Weaver has promising start against Royals
ANAHEIM – In the ninth inning Friday night, with the game finally well in hand, Angels starter Jered Weaver was ready to keep pitching.
But manager Mike Scioscia did the right thing. He told Weaver no way.
"He's got a lot of starts to go," Scioscia said. "We wanted him to come out of the first one feeling good, and he did."
On their opening night, the Angels rode Weaver to a 5-0 victory over the Kansas City Royals at Angel Stadium. For all the buzz about their newest player, Albert Pujols, the Angels relied on an old hand to get their first win of the season.
This is nothing new. Weaver won 18 games last season, 13 the year before that and 16 in 2009. He's steady, confident and seemingly always in control. When you come to see him pitch, you expect nothing less than a striking performance.
Weaver expects it from himself. That's why he wanted to keep going after throwing 97 pitches and getting five runs from his offense in the eighth inning. Most pitchers gladly hand the game to their bullpen and accept handshakes from their teammates.
Not Weaver. He was ready to close out his own game.
"I guess it's just the competitive side of me," he said. "I don't ever want to give the ball up. I want to pitch until the wheels fall off. Obviously, the guys put up five runs there and Scioscia put the kibosh on it. It's all good.
"It was very understandable. We'll see what happens next time."
Scioscia said he was prepared to send Weaver out to pitch the ninth "on a short leash" if the game was still tied, but the Angels broke through against Royals relief pitcher Aaron Crow, sending 10 batters to the plate and getting a key bases-loaded triple by Erick Aybar.

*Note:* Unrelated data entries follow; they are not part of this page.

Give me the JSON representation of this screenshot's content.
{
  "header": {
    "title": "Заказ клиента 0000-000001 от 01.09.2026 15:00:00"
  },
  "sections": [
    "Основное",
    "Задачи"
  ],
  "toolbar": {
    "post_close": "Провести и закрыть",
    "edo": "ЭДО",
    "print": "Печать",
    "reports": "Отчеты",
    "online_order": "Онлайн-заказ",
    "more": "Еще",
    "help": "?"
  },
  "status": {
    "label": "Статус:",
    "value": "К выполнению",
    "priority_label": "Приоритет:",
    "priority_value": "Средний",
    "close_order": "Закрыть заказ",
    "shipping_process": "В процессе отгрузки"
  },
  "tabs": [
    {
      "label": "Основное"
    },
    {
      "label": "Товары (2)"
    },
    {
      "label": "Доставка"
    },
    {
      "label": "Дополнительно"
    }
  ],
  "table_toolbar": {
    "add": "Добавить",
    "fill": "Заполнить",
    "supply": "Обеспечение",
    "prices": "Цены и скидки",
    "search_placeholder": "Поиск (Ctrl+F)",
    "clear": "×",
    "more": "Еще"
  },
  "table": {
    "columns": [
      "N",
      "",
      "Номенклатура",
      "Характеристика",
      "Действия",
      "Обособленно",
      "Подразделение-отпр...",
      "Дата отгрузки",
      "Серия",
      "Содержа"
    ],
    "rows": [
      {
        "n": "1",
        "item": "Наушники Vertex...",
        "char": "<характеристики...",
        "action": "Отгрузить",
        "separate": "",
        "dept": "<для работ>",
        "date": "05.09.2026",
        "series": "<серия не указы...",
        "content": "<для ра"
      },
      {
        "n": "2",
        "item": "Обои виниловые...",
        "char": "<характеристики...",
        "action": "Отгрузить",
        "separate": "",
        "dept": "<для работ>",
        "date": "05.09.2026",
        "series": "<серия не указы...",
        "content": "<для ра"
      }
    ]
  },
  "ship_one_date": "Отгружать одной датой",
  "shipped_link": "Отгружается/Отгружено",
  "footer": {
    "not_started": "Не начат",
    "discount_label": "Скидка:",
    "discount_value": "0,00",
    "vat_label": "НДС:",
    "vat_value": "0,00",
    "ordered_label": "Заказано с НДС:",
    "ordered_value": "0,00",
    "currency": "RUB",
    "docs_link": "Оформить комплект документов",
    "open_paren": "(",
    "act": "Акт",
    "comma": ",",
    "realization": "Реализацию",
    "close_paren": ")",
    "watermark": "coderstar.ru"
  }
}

The long inning convinced Scioscia to call for left-hander Scott Downs to pitch the ninth.
Weaver struck out 10 batters, becoming the first Angels pitcher since Nolan Ryan in 1975 to strike out 10 or more in a season opener.
Last season, he led the majors with 17 starts in which he threw seven or more innings and gave up one run or less, so this amounted to business as usual. But to see this kind of performance on opening night was incredible.

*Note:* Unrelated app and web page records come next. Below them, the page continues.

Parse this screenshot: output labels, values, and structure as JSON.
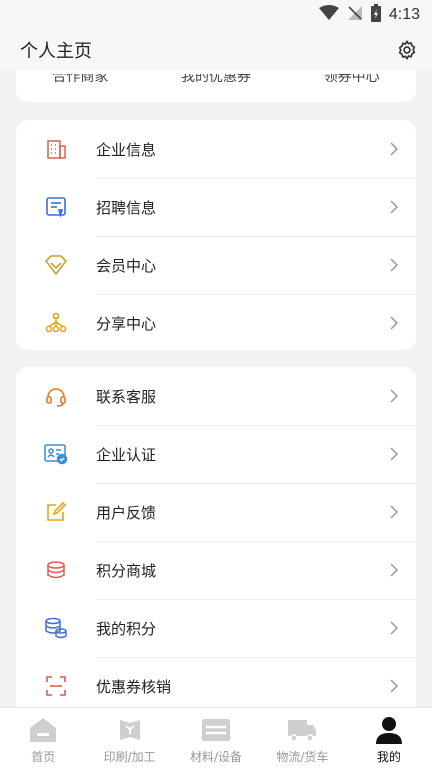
{
  "status_bar": {
    "time": "4:13"
  },
  "header": {
    "title": "个人主页"
  },
  "top_card": {
    "links": [
      "合作商家",
      "我的优惠券",
      "领券中心"
    ]
  },
  "group_a": {
    "items": [
      {
        "label": "企业信息",
        "icon": "building-icon",
        "color": "#e05a4f"
      },
      {
        "label": "招聘信息",
        "icon": "job-post-icon",
        "color": "#3b6fd6"
      },
      {
        "label": "会员中心",
        "icon": "diamond-icon",
        "color": "#c9a12b"
      },
      {
        "label": "分享中心",
        "icon": "share-icon",
        "color": "#e8a317"
      }
    ]
  },
  "group_b": {
    "items": [
      {
        "label": "联系客服",
        "icon": "headset-icon",
        "color": "#e07b2a"
      },
      {
        "label": "企业认证",
        "icon": "id-card-icon",
        "color": "#3a8fd8"
      },
      {
        "label": "用户反馈",
        "icon": "feedback-icon",
        "color": "#e8a317"
      },
      {
        "label": "积分商城",
        "icon": "coins-stack-icon",
        "color": "#e05a4f"
      },
      {
        "label": "我的积分",
        "icon": "points-icon",
        "color": "#3b6fd6"
      },
      {
        "label": "优惠券核销",
        "icon": "scan-icon",
        "color": "#e05a4f"
      }
    ]
  },
  "tabbar": {
    "tabs": [
      {
        "label": "首页",
        "icon": "home-icon",
        "active": false
      },
      {
        "label": "印刷/加工",
        "icon": "print-icon",
        "active": false
      },
      {
        "label": "材料/设备",
        "icon": "materials-icon",
        "active": false
      },
      {
        "label": "物流/货车",
        "icon": "truck-icon",
        "active": false
      },
      {
        "label": "我的",
        "icon": "profile-icon",
        "active": true
      }
    ]
  }
}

"This is the way he pitched all year," Scioscia said, referring to 2011. "We know he's going to give us a chance to win when he takes the ball. I don't think you put that much pressure on a person and expect him to do what he did every time out of the gate, but he has the capability to do it. He pitched to his capability tonight."
It's a testament to Weaver's ability that he found ways to get outs even when he had occasional troubles. In the third inning, he gave up leadoff singles to Brayan Pena and Alcides Escobar, then proceeded to strike out the top of the Royals' batting order: Alex Gordon, Lorenzo Cain and Eric Hosmer.

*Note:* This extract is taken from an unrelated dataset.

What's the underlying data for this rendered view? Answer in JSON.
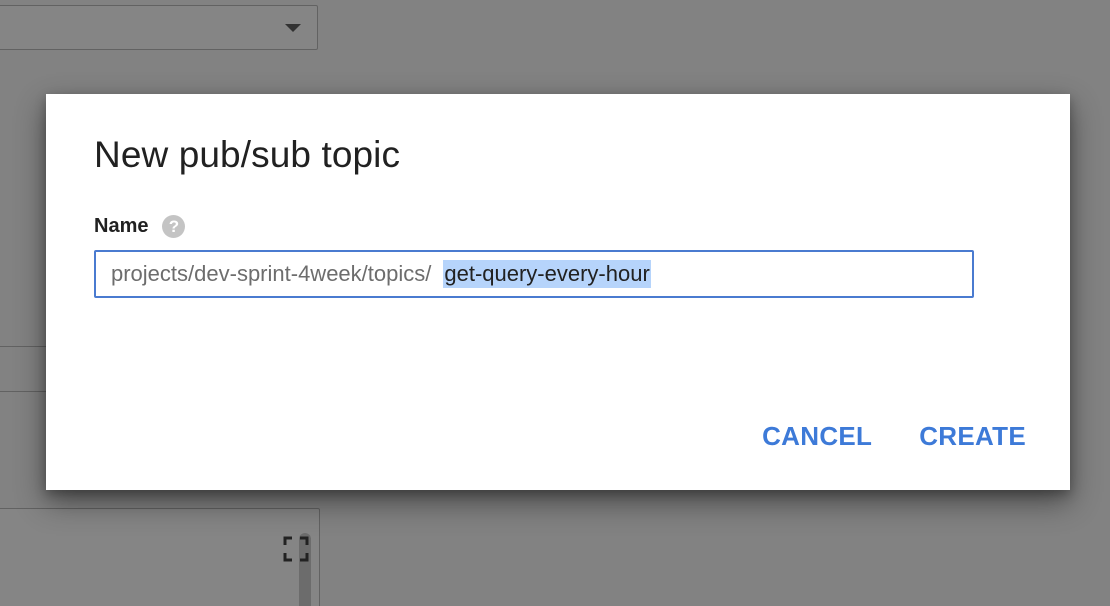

He retired 13 in a row until the seventh when Jeff Francoeur hit a one-out double to left field. But with Yuniesky Betancourt at bat, Weaver picked off Francoeur.
Weaver had a 5.40 ERA this spring, but Scioscia dismissed it as unimportant, reminding everyone that numbers mean little. Then Weaver proved the point.
In his last start, he threw six workmanlike innings against the Chicago Cubs, giving up three runs and smoothing out his mechanics.
"That last (spring) start, you want to treat it just like a big league game – mixing stuff in, throwing off-speed stuff in fastball counts," he said. "I was able to do that. (The Royals) chased a couple of sliders and I got away with some pitches, but (catcher Chris Iannetta) was throwing down the right fingers and we were pretty much on the same page the whole day."
Iannetta, acquired last winter in a trade with the Colorado Rockies, seemed to be in synch with Weaver the entire night.
"For me to be able to catch a guy like Weave was awesome," he said. "Anything I put down he pretty much threw. We got on the same page early and that was fun."
And it was just the start.